** Opening Listed entries block **
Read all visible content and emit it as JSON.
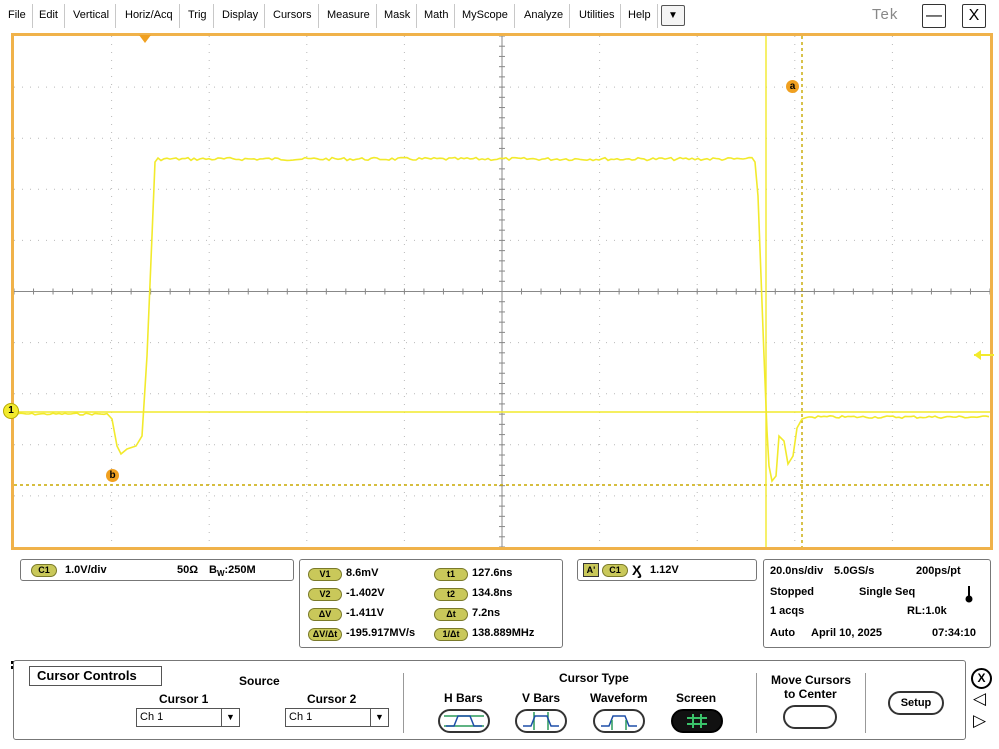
{
  "menu": {
    "items": [
      "File",
      "Edit",
      "Vertical",
      "Horiz/Acq",
      "Trig",
      "Display",
      "Cursors",
      "Measure",
      "Mask",
      "Math",
      "MyScope",
      "Analyze",
      "Utilities",
      "Help"
    ],
    "dropdown_icon": "chevron-down-icon",
    "brand": "Tek",
    "minimize_label": "—",
    "close_label": "X"
  },
  "display": {
    "trace_color": "#f2ea2c",
    "graticule_color": "#f0b24a",
    "channel_marker": "1",
    "cursor_a_label": "a",
    "cursor_b_label": "b"
  },
  "channel": {
    "badge": "C1",
    "scale": "1.0V/div",
    "impedance": "50Ω",
    "bw_prefix": "B",
    "bw_sub": "W",
    "bandwidth": ":250M"
  },
  "cursor_readout": {
    "v1_label": "V1",
    "v1": "8.6mV",
    "v2_label": "V2",
    "v2": "-1.402V",
    "dv_label": "ΔV",
    "dv": "-1.411V",
    "dvdt_label": "ΔV/Δt",
    "dvdt": "-195.917MV/s",
    "t1_label": "t1",
    "t1": "127.6ns",
    "t2_label": "t2",
    "t2": "134.8ns",
    "dt_label": "Δt",
    "dt": "7.2ns",
    "inv_dt_label": "1/Δt",
    "inv_dt": "138.889MHz"
  },
  "trigger": {
    "badge_a": "A'",
    "badge_c1": "C1",
    "symbol": "Ӽ",
    "level": "1.12V"
  },
  "acquisition": {
    "timebase": "20.0ns/div",
    "sample_rate": "5.0GS/s",
    "resolution": "200ps/pt",
    "state": "Stopped",
    "mode": "Single Seq",
    "acqs": "1 acqs",
    "record_length": "RL:1.0k",
    "trigger_mode": "Auto",
    "date": "April 10, 2025",
    "time": "07:34:10"
  },
  "cursor_controls": {
    "title": "Cursor Controls",
    "source_label": "Source",
    "cursor1_label": "Cursor 1",
    "cursor1_value": "Ch 1",
    "cursor2_label": "Cursor 2",
    "cursor2_value": "Ch 1",
    "cursor_type_label": "Cursor Type",
    "types": [
      "H Bars",
      "V Bars",
      "Waveform",
      "Screen"
    ],
    "selected_type": "Screen",
    "move_label_1": "Move Cursors",
    "move_label_2": "to Center",
    "setup_label": "Setup",
    "close_label": "X",
    "prev_label": "◁",
    "next_label": "▷"
  }
}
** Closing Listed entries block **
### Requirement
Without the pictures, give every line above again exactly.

### Exercise solution
Read all visible content and emit it as JSON.
{
  "menu": {
    "items": [
      "File",
      "Edit",
      "Vertical",
      "Horiz/Acq",
      "Trig",
      "Display",
      "Cursors",
      "Measure",
      "Mask",
      "Math",
      "MyScope",
      "Analyze",
      "Utilities",
      "Help"
    ],
    "dropdown_icon": "chevron-down-icon",
    "brand": "Tek",
    "minimize_label": "—",
    "close_label": "X"
  },
  "display": {
    "trace_color": "#f2ea2c",
    "graticule_color": "#f0b24a",
    "channel_marker": "1",
    "cursor_a_label": "a",
    "cursor_b_label": "b"
  },
  "channel": {
    "badge": "C1",
    "scale": "1.0V/div",
    "impedance": "50Ω",
    "bw_prefix": "B",
    "bw_sub": "W",
    "bandwidth": ":250M"
  },
  "cursor_readout": {
    "v1_label": "V1",
    "v1": "8.6mV",
    "v2_label": "V2",
    "v2": "-1.402V",
    "dv_label": "ΔV",
    "dv": "-1.411V",
    "dvdt_label": "ΔV/Δt",
    "dvdt": "-195.917MV/s",
    "t1_label": "t1",
    "t1": "127.6ns",
    "t2_label": "t2",
    "t2": "134.8ns",
    "dt_label": "Δt",
    "dt": "7.2ns",
    "inv_dt_label": "1/Δt",
    "inv_dt": "138.889MHz"
  },
  "trigger": {
    "badge_a": "A'",
    "badge_c1": "C1",
    "symbol": "Ӽ",
    "level": "1.12V"
  },
  "acquisition": {
    "timebase": "20.0ns/div",
    "sample_rate": "5.0GS/s",
    "resolution": "200ps/pt",
    "state": "Stopped",
    "mode": "Single Seq",
    "acqs": "1 acqs",
    "record_length": "RL:1.0k",
    "trigger_mode": "Auto",
    "date": "April 10, 2025",
    "time": "07:34:10"
  },
  "cursor_controls": {
    "title": "Cursor Controls",
    "source_label": "Source",
    "cursor1_label": "Cursor 1",
    "cursor1_value": "Ch 1",
    "cursor2_label": "Cursor 2",
    "cursor2_value": "Ch 1",
    "cursor_type_label": "Cursor Type",
    "types": [
      "H Bars",
      "V Bars",
      "Waveform",
      "Screen"
    ],
    "selected_type": "Screen",
    "move_label_1": "Move Cursors",
    "move_label_2": "to Center",
    "setup_label": "Setup",
    "close_label": "X",
    "prev_label": "◁",
    "next_label": "▷"
  }
}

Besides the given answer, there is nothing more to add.